- [Exercise requirements] Copies of all lines that contain "desc" are needed; take them from the data below.

- [Records shown]
►

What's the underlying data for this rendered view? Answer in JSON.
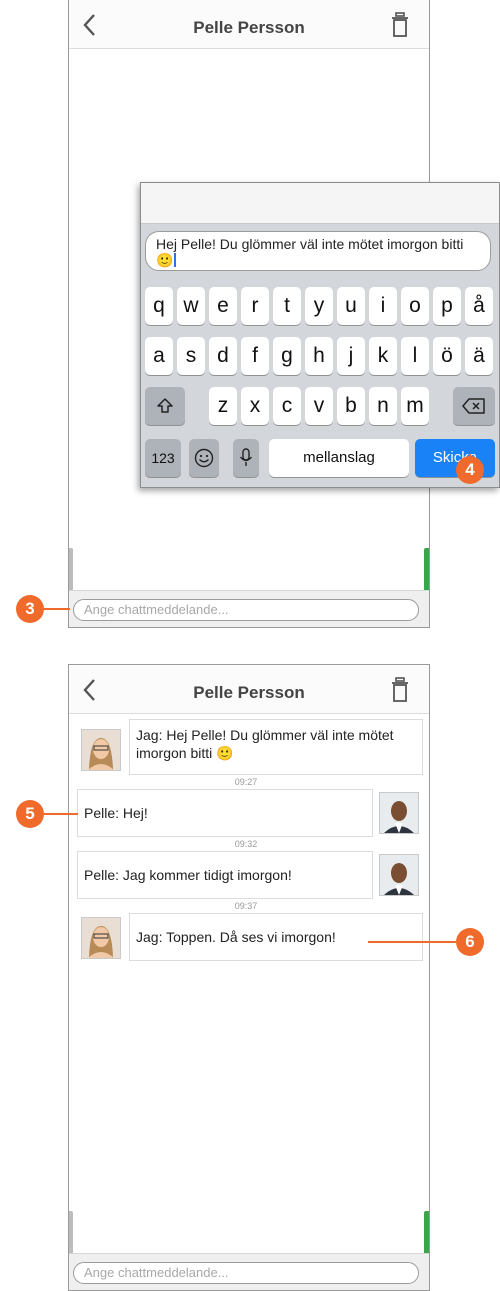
{
  "screen1": {
    "title": "Pelle Persson",
    "input_placeholder": "Ange chattmeddelande...",
    "compose_text": "Hej Pelle! Du glömmer väl inte mötet imorgon bitti 🙂",
    "keyboard": {
      "row1": [
        "q",
        "w",
        "e",
        "r",
        "t",
        "y",
        "u",
        "i",
        "o",
        "p",
        "å"
      ],
      "row2": [
        "a",
        "s",
        "d",
        "f",
        "g",
        "h",
        "j",
        "k",
        "l",
        "ö",
        "ä"
      ],
      "row3": [
        "z",
        "x",
        "c",
        "v",
        "b",
        "n",
        "m"
      ],
      "numbers_label": "123",
      "space_label": "mellanslag",
      "send_label": "Skicka"
    }
  },
  "screen2": {
    "title": "Pelle Persson",
    "input_placeholder": "Ange chattmeddelande...",
    "messages": [
      {
        "text": "Jag: Hej Pelle! Du glömmer väl inte mötet imorgon bitti 🙂",
        "time": "09:27"
      },
      {
        "text": "Pelle: Hej!",
        "time": "09:32"
      },
      {
        "text": "Pelle: Jag kommer tidigt imorgon!",
        "time": "09:37"
      },
      {
        "text": "Jag: Toppen. Då ses vi imorgon!"
      }
    ]
  },
  "callouts": [
    "3",
    "4",
    "5",
    "6"
  ],
  "colors": {
    "accent": "#ef6a2b",
    "send": "#1a82f7",
    "online": "#3aa64a"
  }
}
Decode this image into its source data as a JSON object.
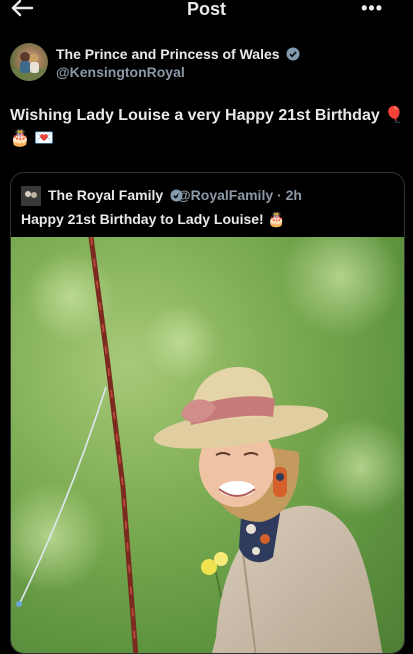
{
  "header": {
    "title": "Post",
    "back_icon": "arrow-left-icon",
    "more_icon": "more-horizontal-icon"
  },
  "post": {
    "author_name": "The Prince and Princess of Wales",
    "author_handle": "@KensingtonRoyal",
    "text": "Wishing Lady Louise a very Happy 21st Birthday",
    "emojis": [
      "🎈",
      "🎂",
      "💌"
    ]
  },
  "quote": {
    "author_name": "The Royal Family",
    "author_handle": "@RoyalFamily",
    "time": "2h",
    "text": "Happy 21st Birthday to Lady Louise!",
    "emoji": "🎂"
  },
  "colors": {
    "background": "#000000",
    "text": "#e7e9ea",
    "muted": "#8b98a5",
    "verified": "#829aab",
    "border": "#2f3336"
  }
}
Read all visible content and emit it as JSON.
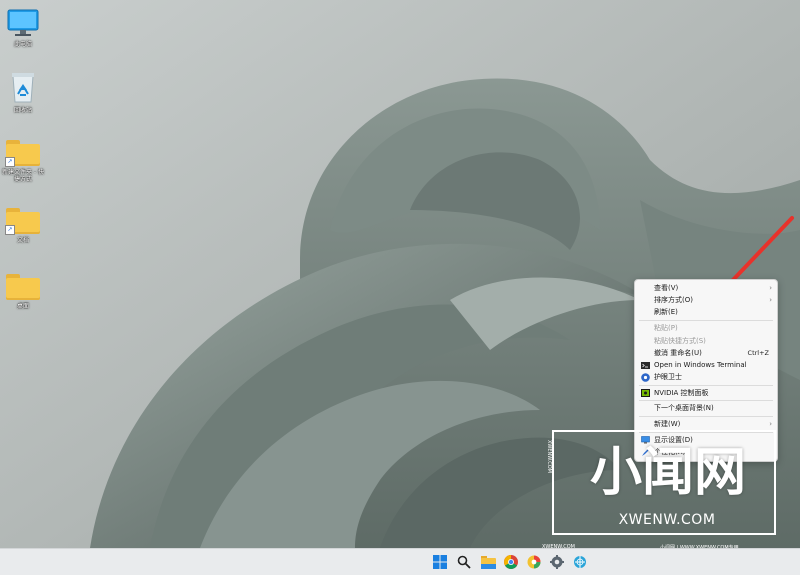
{
  "desktop": {
    "icons": [
      {
        "label": "此电脑",
        "icon": "computer-icon"
      },
      {
        "label": "回收站",
        "icon": "recycle-bin-icon"
      },
      {
        "label": "新建文件夹 - 快捷方式",
        "icon": "folder-shortcut-icon"
      },
      {
        "label": "文档",
        "icon": "folder-shortcut-icon"
      },
      {
        "label": "桌面",
        "icon": "folder-icon"
      }
    ]
  },
  "context_menu": {
    "items": [
      {
        "label": "查看(V)",
        "has_submenu": true
      },
      {
        "label": "排序方式(O)",
        "has_submenu": true
      },
      {
        "label": "刷新(E)"
      },
      {
        "label": "粘贴(P)",
        "disabled": true
      },
      {
        "label": "粘贴快捷方式(S)",
        "disabled": true
      },
      {
        "label": "撤消 重命名(U)",
        "shortcut": "Ctrl+Z"
      },
      {
        "label": "Open in Windows Terminal",
        "icon": "terminal-icon"
      },
      {
        "label": "护眼卫士",
        "icon": "eye-care-icon"
      },
      {
        "label": "NVIDIA 控制面板",
        "icon": "nvidia-icon"
      },
      {
        "label": "下一个桌面背景(N)"
      },
      {
        "label": "新建(W)",
        "has_submenu": true
      },
      {
        "label": "显示设置(D)",
        "icon": "display-icon"
      },
      {
        "label": "个性化(R)",
        "icon": "personalize-icon"
      }
    ]
  },
  "watermark": {
    "big_text": "小闻网",
    "url": "XWENW.COM",
    "side_text": "XWENW.COM",
    "foot_left": "XWENW.COM",
    "foot_right": "小闻网 | WWW.XWENW.COM专用"
  },
  "taskbar": {
    "icons": [
      "start-icon",
      "search-icon",
      "file-explorer-icon",
      "chrome-icon",
      "color-app-icon",
      "settings-icon",
      "network-app-icon"
    ]
  },
  "colors": {
    "arrow": "#e8322b",
    "taskbar": "#e9ebed",
    "menu_bg": "#f7f7f7"
  }
}
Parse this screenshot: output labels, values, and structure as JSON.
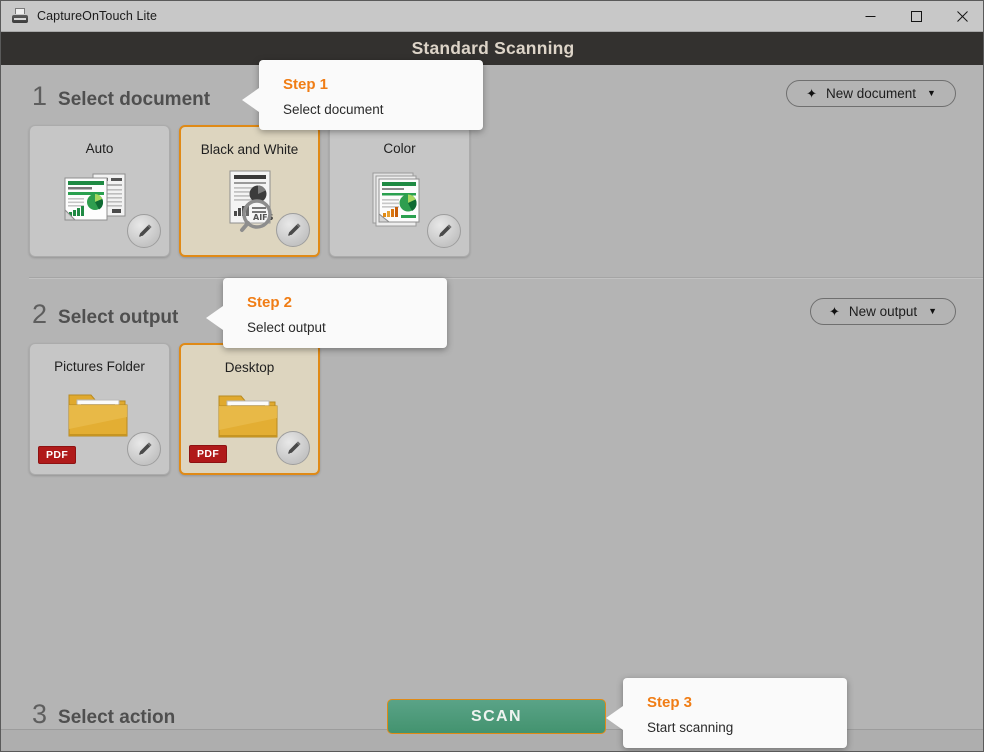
{
  "window": {
    "title": "CaptureOnTouch Lite",
    "app_icon": "scanner-icon",
    "minimize_label": "Minimize",
    "maximize_label": "Maximize",
    "close_label": "Close"
  },
  "header": {
    "title": "Standard Scanning"
  },
  "sections": [
    {
      "number": "1",
      "label": "Select document"
    },
    {
      "number": "2",
      "label": "Select output"
    },
    {
      "number": "3",
      "label": "Select action"
    }
  ],
  "toolbar": {
    "new_document": {
      "plus": "✦",
      "label": "New document",
      "caret": "▼"
    },
    "new_output": {
      "plus": "✦",
      "label": "New output",
      "caret": "▼"
    }
  },
  "documents": [
    {
      "title": "Auto",
      "selected": false,
      "art": "auto-pages",
      "edit_label": "Edit"
    },
    {
      "title": "Black and White",
      "selected": true,
      "art": "bw-page",
      "edit_label": "Edit"
    },
    {
      "title": "Color",
      "selected": false,
      "art": "color-pages",
      "edit_label": "Edit"
    }
  ],
  "outputs": [
    {
      "title": "Pictures Folder",
      "selected": false,
      "badge": "PDF",
      "art": "folder",
      "edit_label": "Edit"
    },
    {
      "title": "Desktop",
      "selected": true,
      "badge": "PDF",
      "art": "folder",
      "edit_label": "Edit"
    }
  ],
  "action": {
    "scan_label": "SCAN"
  },
  "callouts": [
    {
      "step": "Step 1",
      "desc": "Select document"
    },
    {
      "step": "Step 2",
      "desc": "Select output"
    },
    {
      "step": "Step 3",
      "desc": "Start scanning"
    }
  ],
  "colors": {
    "accent_orange": "#f07d15",
    "selected_card": "#ddd5bf",
    "selected_border": "#e08a16",
    "scan_green": "#43936f",
    "pdf_red": "#b01a1a",
    "header_bar": "#33312f",
    "body_bg": "#b4b4b4"
  }
}
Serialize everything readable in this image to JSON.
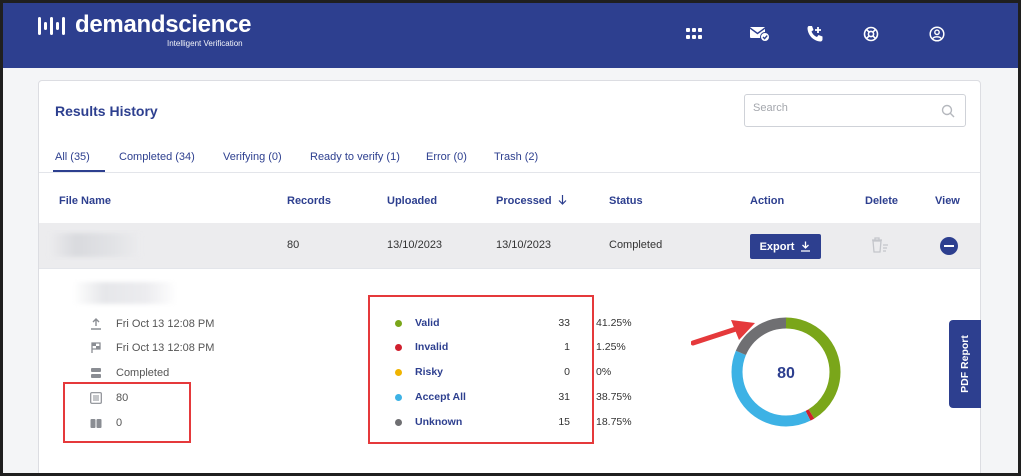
{
  "brand": {
    "name": "demandscience",
    "tagline": "Intelligent Verification"
  },
  "topnav": {
    "icons": [
      "apps-grid-icon",
      "mail-verify-icon",
      "phone-add-icon",
      "help-lifebuoy-icon",
      "account-icon"
    ]
  },
  "page": {
    "title": "Results History",
    "search_placeholder": "Search"
  },
  "tabs": [
    {
      "label": "All (35)",
      "active": true
    },
    {
      "label": "Completed (34)",
      "active": false
    },
    {
      "label": "Verifying (0)",
      "active": false
    },
    {
      "label": "Ready to verify (1)",
      "active": false
    },
    {
      "label": "Error (0)",
      "active": false
    },
    {
      "label": "Trash (2)",
      "active": false
    }
  ],
  "table": {
    "headers": {
      "file_name": "File Name",
      "records": "Records",
      "uploaded": "Uploaded",
      "processed": "Processed",
      "status": "Status",
      "action": "Action",
      "delete": "Delete",
      "view": "View"
    },
    "row": {
      "records": "80",
      "uploaded": "13/10/2023",
      "processed": "13/10/2023",
      "status": "Completed",
      "export_label": "Export"
    }
  },
  "details": {
    "uploaded_at": "Fri Oct 13 12:08 PM",
    "processed_at": "Fri Oct 13 12:08 PM",
    "status": "Completed",
    "records": "80",
    "duplicates": "0",
    "stats": [
      {
        "label": "Valid",
        "count": "33",
        "pct": "41.25%",
        "color": "#7aa61a"
      },
      {
        "label": "Invalid",
        "count": "1",
        "pct": "1.25%",
        "color": "#d0202e"
      },
      {
        "label": "Risky",
        "count": "0",
        "pct": "0%",
        "color": "#f0b400"
      },
      {
        "label": "Accept All",
        "count": "31",
        "pct": "38.75%",
        "color": "#3db2e5"
      },
      {
        "label": "Unknown",
        "count": "15",
        "pct": "18.75%",
        "color": "#6f6f72"
      }
    ],
    "total": "80",
    "pdf_report_label": "PDF Report"
  },
  "chart_data": {
    "type": "pie",
    "categories": [
      "Valid",
      "Invalid",
      "Risky",
      "Accept All",
      "Unknown"
    ],
    "values": [
      33,
      1,
      0,
      31,
      15
    ],
    "colors": [
      "#7aa61a",
      "#d0202e",
      "#f0b400",
      "#3db2e5",
      "#6f6f72"
    ],
    "center_label": "80"
  }
}
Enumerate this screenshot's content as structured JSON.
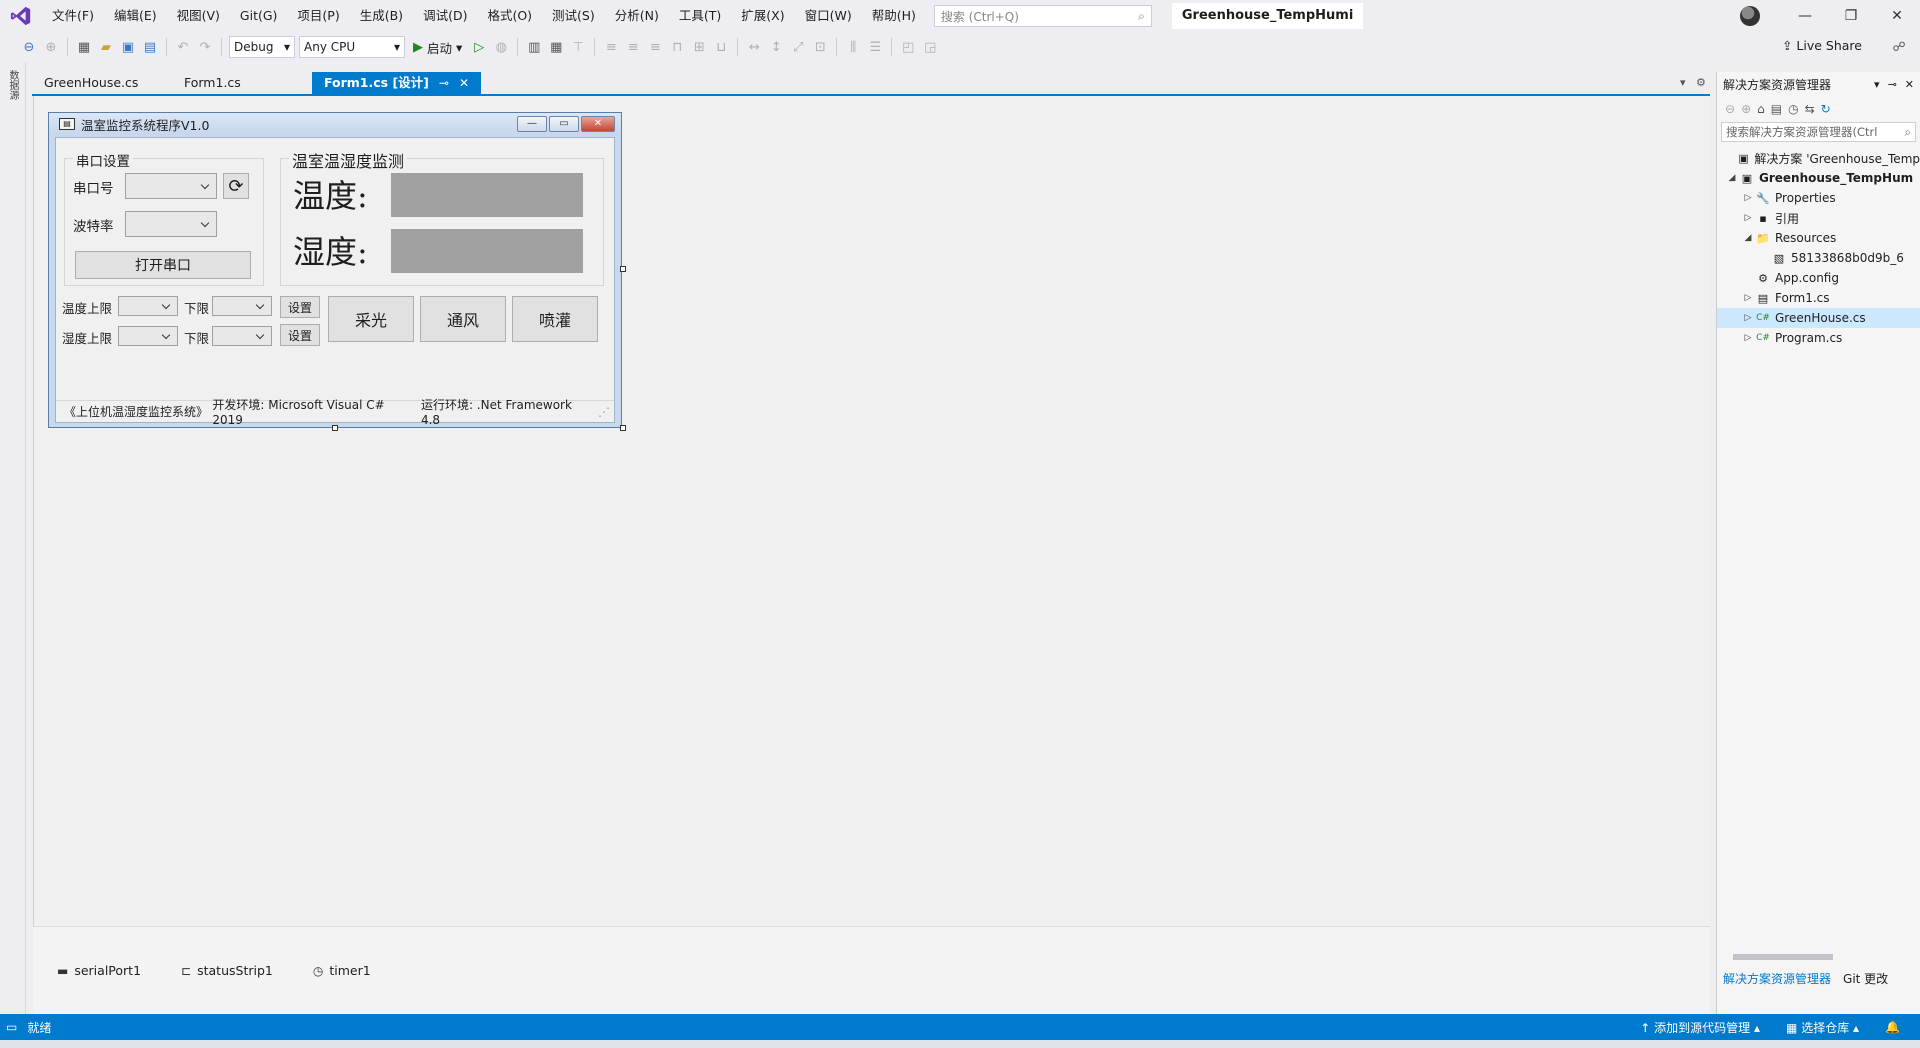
{
  "menu": {
    "items": [
      "文件(F)",
      "编辑(E)",
      "视图(V)",
      "Git(G)",
      "项目(P)",
      "生成(B)",
      "调试(D)",
      "格式(O)",
      "测试(S)",
      "分析(N)",
      "工具(T)",
      "扩展(X)",
      "窗口(W)",
      "帮助(H)"
    ],
    "search_placeholder": "搜索 (Ctrl+Q)",
    "solution_name": "Greenhouse_TempHumi"
  },
  "toolbar": {
    "config": "Debug",
    "platform": "Any CPU",
    "start_label": "启动",
    "live_share": "Live Share"
  },
  "left_strip": {
    "label": "数据源"
  },
  "tabs": [
    {
      "label": "GreenHouse.cs"
    },
    {
      "label": "Form1.cs"
    },
    {
      "label": "Form1.cs [设计]"
    }
  ],
  "form": {
    "title": "温室监控系统程序V1.0",
    "serial_group": "串口设置",
    "port_label": "串口号",
    "baud_label": "波特率",
    "open_button": "打开串口",
    "monitor_group": "温室温湿度监测",
    "temp_label": "温度:",
    "humi_label": "湿度:",
    "temp_upper": "温度上限",
    "humi_upper": "湿度上限",
    "lower_label": "下限",
    "set_label": "设置",
    "light_button": "采光",
    "vent_button": "通风",
    "spray_button": "喷灌",
    "status": [
      "《上位机温湿度监控系统》",
      "开发环境: Microsoft Visual C# 2019",
      "运行环境: .Net Framework 4.8"
    ]
  },
  "tray": [
    "serialPort1",
    "statusStrip1",
    "timer1"
  ],
  "solution_explorer": {
    "title": "解决方案资源管理器",
    "search_placeholder": "搜索解决方案资源管理器(Ctrl",
    "tree": [
      {
        "label": "解决方案 'Greenhouse_Temp",
        "indent": 0,
        "arrow": "",
        "icon": "▣"
      },
      {
        "label": "Greenhouse_TempHum",
        "indent": 0,
        "arrow": "◢",
        "icon": "▣",
        "bold": true
      },
      {
        "label": "Properties",
        "indent": 1,
        "arrow": "▷",
        "icon": "🔧"
      },
      {
        "label": "引用",
        "indent": 1,
        "arrow": "▷",
        "icon": "▪"
      },
      {
        "label": "Resources",
        "indent": 1,
        "arrow": "◢",
        "icon": "📁"
      },
      {
        "label": "58133868b0d9b_6",
        "indent": 2,
        "arrow": "",
        "icon": "▧"
      },
      {
        "label": "App.config",
        "indent": 1,
        "arrow": "",
        "icon": "⚙"
      },
      {
        "label": "Form1.cs",
        "indent": 1,
        "arrow": "▷",
        "icon": "▤"
      },
      {
        "label": "GreenHouse.cs",
        "indent": 1,
        "arrow": "▷",
        "icon": "C#",
        "selected": true
      },
      {
        "label": "Program.cs",
        "indent": 1,
        "arrow": "▷",
        "icon": "C#"
      }
    ],
    "bottom_tabs": [
      "解决方案资源管理器",
      "Git 更改"
    ]
  },
  "statusbar": {
    "ready": "就绪",
    "source_control": "添加到源代码管理",
    "repo": "选择仓库"
  },
  "colors": {
    "accent": "#007acc",
    "display": "#a0a0a0"
  }
}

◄

- [Result of the exercise]
      "desc": "Select document"
      "desc": "Select output"
      "desc": "Start scanning"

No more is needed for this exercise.